Your objective: Check each line of the material that follows, and copy those holding the string "JSON".

Task material:
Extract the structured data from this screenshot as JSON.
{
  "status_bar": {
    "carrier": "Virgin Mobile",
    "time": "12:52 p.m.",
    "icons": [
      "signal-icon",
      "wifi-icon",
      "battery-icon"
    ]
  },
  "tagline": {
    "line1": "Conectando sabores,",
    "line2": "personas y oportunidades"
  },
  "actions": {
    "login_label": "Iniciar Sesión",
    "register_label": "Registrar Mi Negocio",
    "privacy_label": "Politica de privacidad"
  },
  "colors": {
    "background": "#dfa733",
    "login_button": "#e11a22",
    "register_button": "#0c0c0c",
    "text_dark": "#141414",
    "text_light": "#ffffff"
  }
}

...

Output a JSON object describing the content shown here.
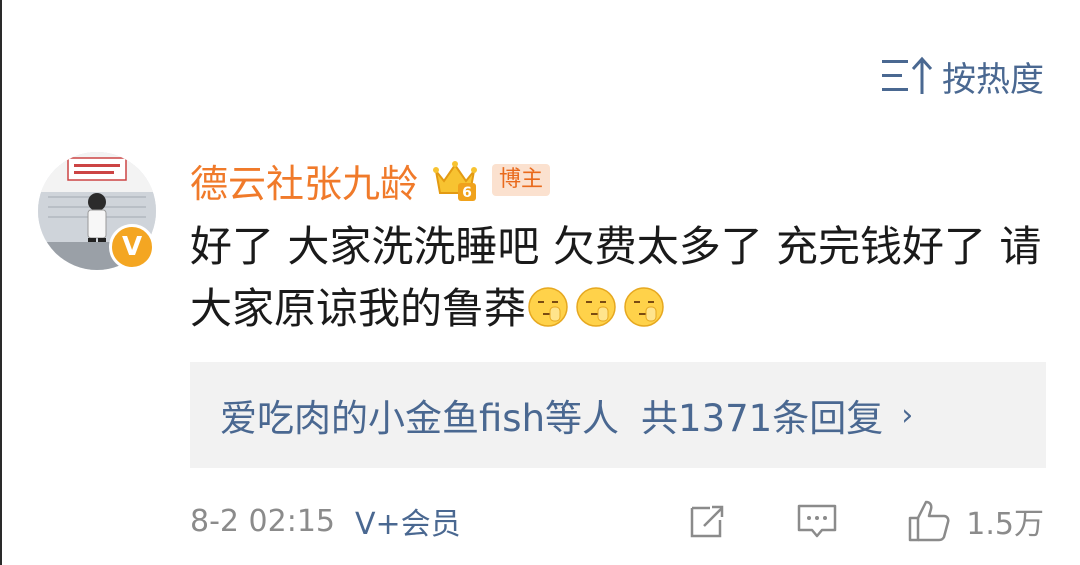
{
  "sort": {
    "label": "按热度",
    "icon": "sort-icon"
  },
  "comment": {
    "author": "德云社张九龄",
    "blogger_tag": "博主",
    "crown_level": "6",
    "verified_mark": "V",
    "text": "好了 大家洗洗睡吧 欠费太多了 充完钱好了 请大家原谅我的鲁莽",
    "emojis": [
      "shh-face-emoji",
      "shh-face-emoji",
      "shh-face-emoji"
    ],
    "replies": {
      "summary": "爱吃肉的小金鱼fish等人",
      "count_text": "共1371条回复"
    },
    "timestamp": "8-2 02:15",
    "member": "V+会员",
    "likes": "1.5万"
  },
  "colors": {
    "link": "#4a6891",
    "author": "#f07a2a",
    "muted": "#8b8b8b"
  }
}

Expected answer:
Extract the structured data from this screenshot as JSON.
Output a JSON object describing the content shown here.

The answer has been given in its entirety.